 I seriously believe that this is a concept that needs to be reviewed, especially as more and more people turn away from free to air TV. With very fast internet coming within the next 10 years, free to air TV needs to re-invent iteself to continue to exist. Providing poor quality viewing, chopping and changing shows, having periods of time that they air even worse shows, and taking too long to get new shows on will kill them. No amount of extra channels under any name whether it be FreeView or otherwsie will help. Internet will be the future, and good on our government for moving on it.

Non Ratings Periods – Why?

Edited / updated as per comments. I originally stated that there was non-ratings periods in July and late September as well. This is not correct, and changes the networks make during school holiday periods are at their own judement, not as a result of being a non-ratings period.

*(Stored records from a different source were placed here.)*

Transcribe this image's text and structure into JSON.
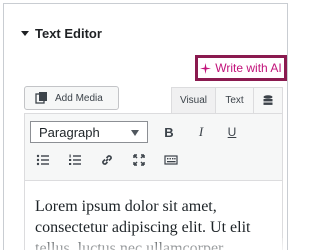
{
  "section": {
    "title": "Text Editor"
  },
  "ai": {
    "label": "Write with AI",
    "color": "#c2127a",
    "border_color": "#8a1a4f"
  },
  "media": {
    "label": "Add Media"
  },
  "tabs": {
    "visual": "Visual",
    "text": "Text"
  },
  "toolbar": {
    "format": {
      "selected": "Paragraph"
    },
    "bold": "B",
    "italic": "I",
    "underline": "U"
  },
  "content": {
    "text": "Lorem ipsum dolor sit amet, consectetur adipiscing elit. Ut elit tellus, luctus nec ullamcorper"
  }
}
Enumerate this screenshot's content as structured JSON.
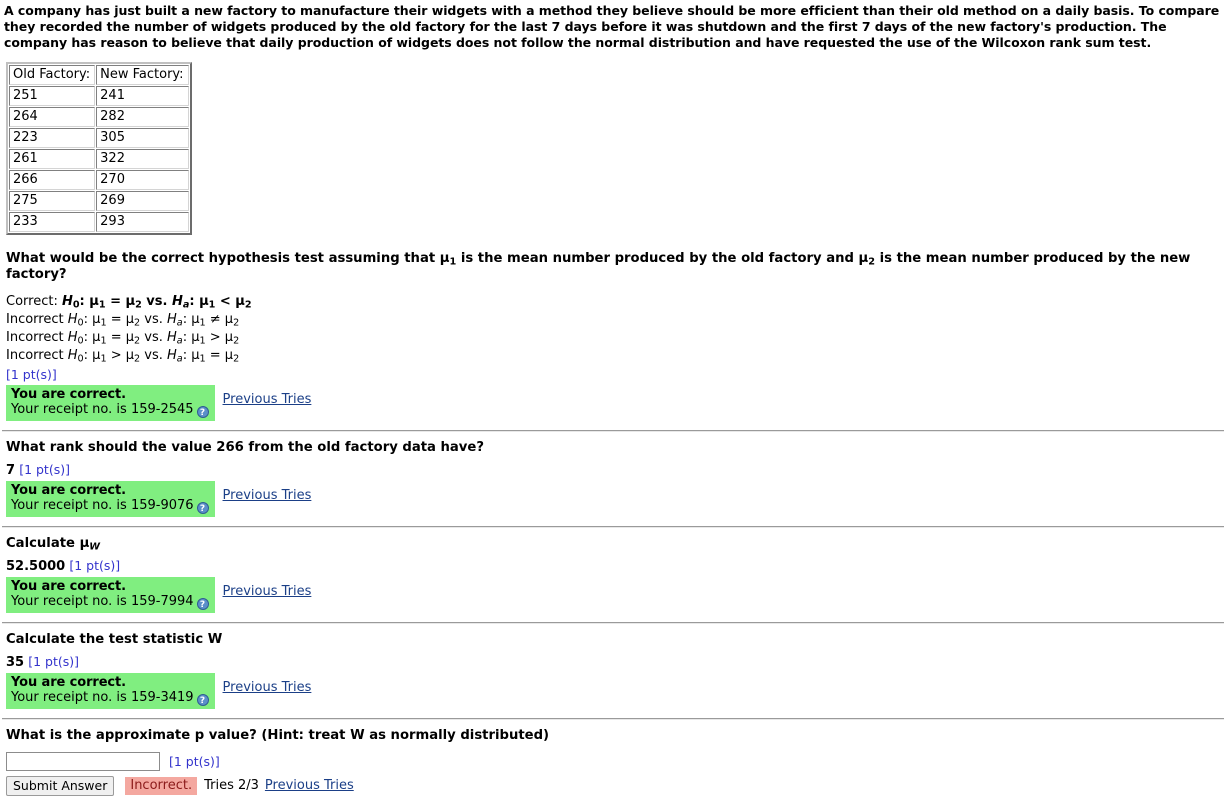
{
  "intro": {
    "text": "A company has just built a new factory to manufacture their widgets with a method they believe should be more efficient than their old method on a daily basis. To compare they recorded the number of widgets produced by the old factory for the last 7 days before it was shutdown and the first 7 days of the new factory's production. The company has reason to believe that daily production of widgets does not follow the normal distribution and have requested the use of the Wilcoxon rank sum test."
  },
  "data_table": {
    "headers": [
      "Old Factory:",
      "New Factory:"
    ],
    "rows": [
      [
        "251",
        "241"
      ],
      [
        "264",
        "282"
      ],
      [
        "223",
        "305"
      ],
      [
        "261",
        "322"
      ],
      [
        "266",
        "270"
      ],
      [
        "275",
        "269"
      ],
      [
        "233",
        "293"
      ]
    ]
  },
  "labels": {
    "points": "[1 pt(s)]",
    "previous_tries": "Previous Tries",
    "correct_title": "You are correct.",
    "receipt_prefix": "Your receipt no. is ",
    "help_glyph": "?",
    "submit_label": "Submit Answer",
    "incorrect_label": "Incorrect.",
    "tries_label": "Tries 2/3"
  },
  "questions": [
    {
      "id": "q1-hypothesis",
      "title_parts": {
        "a": "What would be the correct hypothesis test assuming that ",
        "mu1": "μ",
        "sub1": "1",
        "b": " is the mean number produced by the old factory and ",
        "mu2": "μ",
        "sub2": "2",
        "c": " is the mean number produced by the new factory?"
      },
      "title_plain": "What would be the correct hypothesis test assuming that μ1 is the mean number produced by the old factory and μ2 is the mean number produced by the new factory?",
      "foils": [
        {
          "lead": "Correct: ",
          "correct": true,
          "null_rel": "=",
          "alt_rel": "<"
        },
        {
          "lead": "Incorrect ",
          "correct": false,
          "null_rel": "=",
          "alt_rel": "≠"
        },
        {
          "lead": "Incorrect ",
          "correct": false,
          "null_rel": "=",
          "alt_rel": ">"
        },
        {
          "lead": "Incorrect ",
          "correct": false,
          "null_rel": ">",
          "alt_rel": "="
        }
      ],
      "answer": "",
      "points": "[1 pt(s)]",
      "status": "correct",
      "receipt": "159-2545"
    },
    {
      "id": "q2-rank",
      "title_plain": "What rank should the value 266 from the old factory data have?",
      "answer": "7",
      "points": "[1 pt(s)]",
      "status": "correct",
      "receipt": "159-9076"
    },
    {
      "id": "q3-mu-w",
      "title_plain": "Calculate μW",
      "title_prefix": "Calculate ",
      "title_mu": "μ",
      "title_sub": "W",
      "answer": "52.5000",
      "points": "[1 pt(s)]",
      "status": "correct",
      "receipt": "159-7994"
    },
    {
      "id": "q4-test-statistic",
      "title_plain": "Calculate the test statistic W",
      "answer": "35",
      "points": "[1 pt(s)]",
      "status": "correct",
      "receipt": "159-3419"
    },
    {
      "id": "q5-p-value",
      "title_plain": "What is the approximate p value? (Hint: treat W as normally distributed)",
      "input_value": "",
      "input_placeholder": "",
      "points": "[1 pt(s)]",
      "status": "incorrect",
      "tries": "Tries 2/3"
    }
  ],
  "colors": {
    "correct_green": "#80ee80",
    "incorrect_pink": "#f4a8a0",
    "points_blue": "#3333cc",
    "link_blue": "#1b3f87"
  }
}
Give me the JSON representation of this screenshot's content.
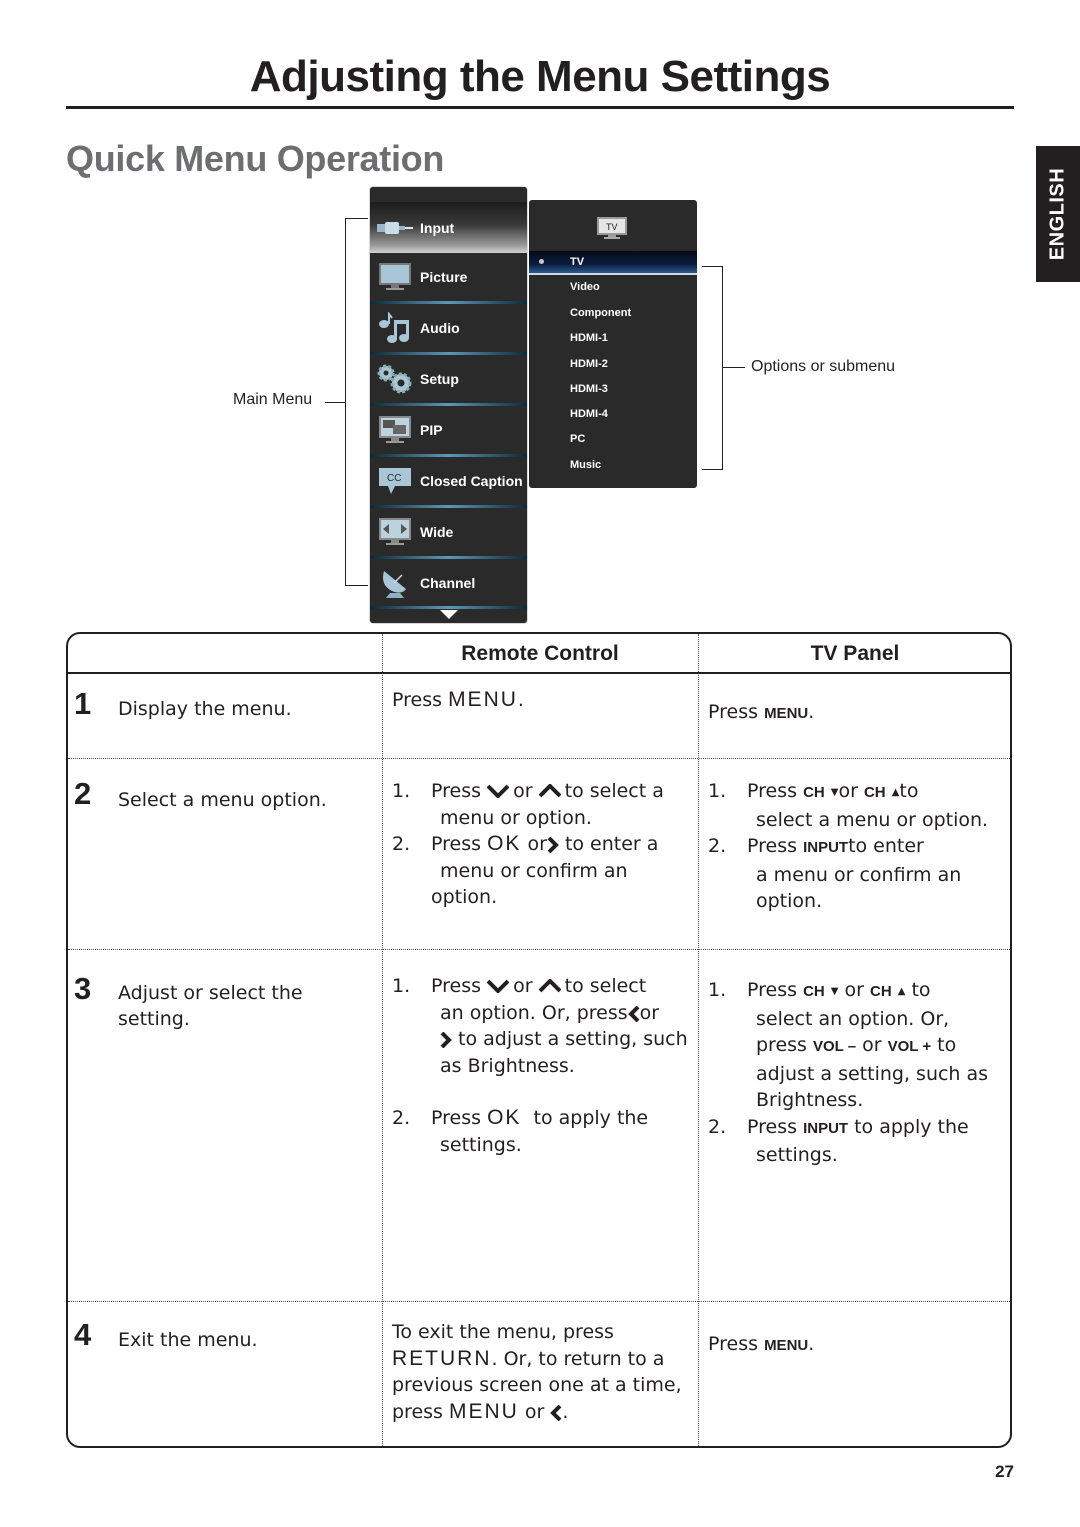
{
  "header": {
    "title": "Adjusting the Menu Settings",
    "section": "Quick Menu Operation",
    "language_tab": "ENGLISH"
  },
  "diagram": {
    "main_menu_label": "Main Menu",
    "submenu_label": "Options or submenu",
    "main_menu": [
      {
        "label": "Input",
        "icon": "input-cable-icon",
        "selected": true
      },
      {
        "label": "Picture",
        "icon": "tv-picture-icon",
        "selected": false
      },
      {
        "label": "Audio",
        "icon": "music-note-icon",
        "selected": false
      },
      {
        "label": "Setup",
        "icon": "gears-icon",
        "selected": false
      },
      {
        "label": "PIP",
        "icon": "pip-icon",
        "selected": false
      },
      {
        "label": "Closed Caption",
        "icon": "cc-icon",
        "selected": false
      },
      {
        "label": "Wide",
        "icon": "wide-icon",
        "selected": false
      },
      {
        "label": "Channel",
        "icon": "satellite-dish-icon",
        "selected": false
      }
    ],
    "submenu_header_icon_text": "TV",
    "submenu": [
      {
        "label": "TV",
        "selected": true
      },
      {
        "label": "Video",
        "selected": false
      },
      {
        "label": "Component",
        "selected": false
      },
      {
        "label": "HDMI-1",
        "selected": false
      },
      {
        "label": "HDMI-2",
        "selected": false
      },
      {
        "label": "HDMI-3",
        "selected": false
      },
      {
        "label": "HDMI-4",
        "selected": false
      },
      {
        "label": "PC",
        "selected": false
      },
      {
        "label": "Music",
        "selected": false
      }
    ]
  },
  "table": {
    "headers": [
      "",
      "Remote Control",
      "TV Panel"
    ],
    "rows": [
      {
        "num": "1",
        "desc": "Display the menu.",
        "remote": {
          "press": "Press",
          "key": "MENU",
          "end": "."
        },
        "panel": {
          "press": "Press",
          "key": "MENU",
          "end": "."
        }
      },
      {
        "num": "2",
        "desc": "Select a menu option.",
        "remote": {
          "i1_n": "1.",
          "i1_a": "Press",
          "i1_b": "or",
          "i1_c": "to select a",
          "i1_d": "menu or option.",
          "i2_n": "2.",
          "i2_a": "Press",
          "i2_key": "OK",
          "i2_b": "or",
          "i2_c": "to enter a",
          "i2_d": "menu or confirm an option."
        },
        "panel": {
          "i1_n": "1.",
          "i1_a": "Press",
          "i1_k1": "CH",
          "i1_b": "or",
          "i1_k2": "CH",
          "i1_c": "to",
          "i1_d": "select a menu or option.",
          "i2_n": "2.",
          "i2_a": "Press",
          "i2_key": "INPUT",
          "i2_c": "to enter",
          "i2_d": "a menu or confirm an",
          "i2_e": "option."
        }
      },
      {
        "num": "3",
        "desc": "Adjust or select the setting.",
        "remote": {
          "i1_n": "1.",
          "i1_a": "Press",
          "i1_b": "or",
          "i1_c": "to select",
          "i1_d": "an option. Or, press",
          "i1_e": "or",
          "i1_f": "to adjust a setting, such",
          "i1_g": "as Brightness.",
          "i2_n": "2.",
          "i2_a": "Press",
          "i2_key": "OK",
          "i2_c": "to apply the",
          "i2_d": "settings."
        },
        "panel": {
          "i1_n": "1.",
          "i1_a": "Press",
          "i1_k1": "CH",
          "i1_b": "or",
          "i1_k2": "CH",
          "i1_c": "to",
          "i1_d": "select an option. Or,",
          "i1_e": "press",
          "i1_k3": "VOL –",
          "i1_f": "or",
          "i1_k4": "VOL +",
          "i1_g": "to",
          "i1_h": "adjust a setting, such as",
          "i1_i": "Brightness.",
          "i2_n": "2.",
          "i2_a": "Press",
          "i2_key": "INPUT",
          "i2_c": "to apply the",
          "i2_d": "settings."
        }
      },
      {
        "num": "4",
        "desc": "Exit the menu.",
        "remote": {
          "l1": "To exit the menu, press",
          "key1": "RETURN",
          "l2": ". Or, to return to a",
          "l3": "previous screen one at a time,",
          "l4a": "press",
          "key2": "MENU",
          "l4b": "or",
          "l4c": "."
        },
        "panel": {
          "press": "Press",
          "key": "MENU",
          "end": "."
        }
      }
    ]
  },
  "footer": {
    "page_number": "27"
  },
  "colors": {
    "text": "#231f20",
    "section_gray": "#6d6e71",
    "menu_bg": "#2b2a2a",
    "accent_blue": "#5e97b5"
  }
}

I have always wondered, why in this day and age, there is still a so-called “non-ratings” period on Free to Air television in Australia. These periods of non-ratings generally coincide with school holidays but because school holidays vary from state to state, in some states, the non-ratings period is not in phase with school holidays.

What I don’t understand about the concept is that there is still reporting of ratings during these periods, networks still react to the ratings in these periods (think back to all the schedule changes over summer), advertisers still advertise AND people definitely still watch TV during these periods, yet the networks see it as a time to provide a lower quality schedule and give top rating shows a break. Sometimes people will watch even more TV than usual form being home longer.

In my opinion, the fact that the ratings show less people watching TV in non-ratings period is a direct consequence of the fact that viewers tune out due to poorer quality programming. The fact that subscription TV rate higher during these periods proves that point. If regular programming continued, the viewers would still be there (other than special days like Christmas and New Years for example).

I agree with programming changes on public holidays and the night before a public holiday, but I don’t agree with shows taking time off mid season just because that period of time is deemed as “non-ratings” and therefore does not contribute to the final result of winning the ratings for the year. And what does it mean anyway for a network to win the year – they can charge more for their advertising, I suppose, but wouldn’t that apply all year round?

Sure – people go away during holiday periods, but they still watch TV. And now, less will travel abroad as the result of the economic climate. So why not continue normal programming throughout holidays. Its not even two months since summer and the ratings season began and we are faced with another preiod of non-ratings for Easter.

With all the scheduling changes, as it is, it is difficult to keep up with what’s on TV in any case. Then you have the mother of all scheduling changes – non-ratings period. The regular shows take time off for no reason other than the definition “non-ratings” period. And if you are away during these periods, more often than not, your only option is free to air TV and a couple of choice Foxtel channels in your hotel room. Why not maintain the schedule?

If anyone loves a show that much, and will not be able to see it on TV when it airs, they’ll record it to watch later – holidays or not. Then again, there really is only a few shows on these days that could really be considered by many as “unmissable television”.

It’s just another example of how TV networks don’t care about viewers. I am sure, that if there was a referendum on the concept of non-ratings, 95% of all viewers would vote against it.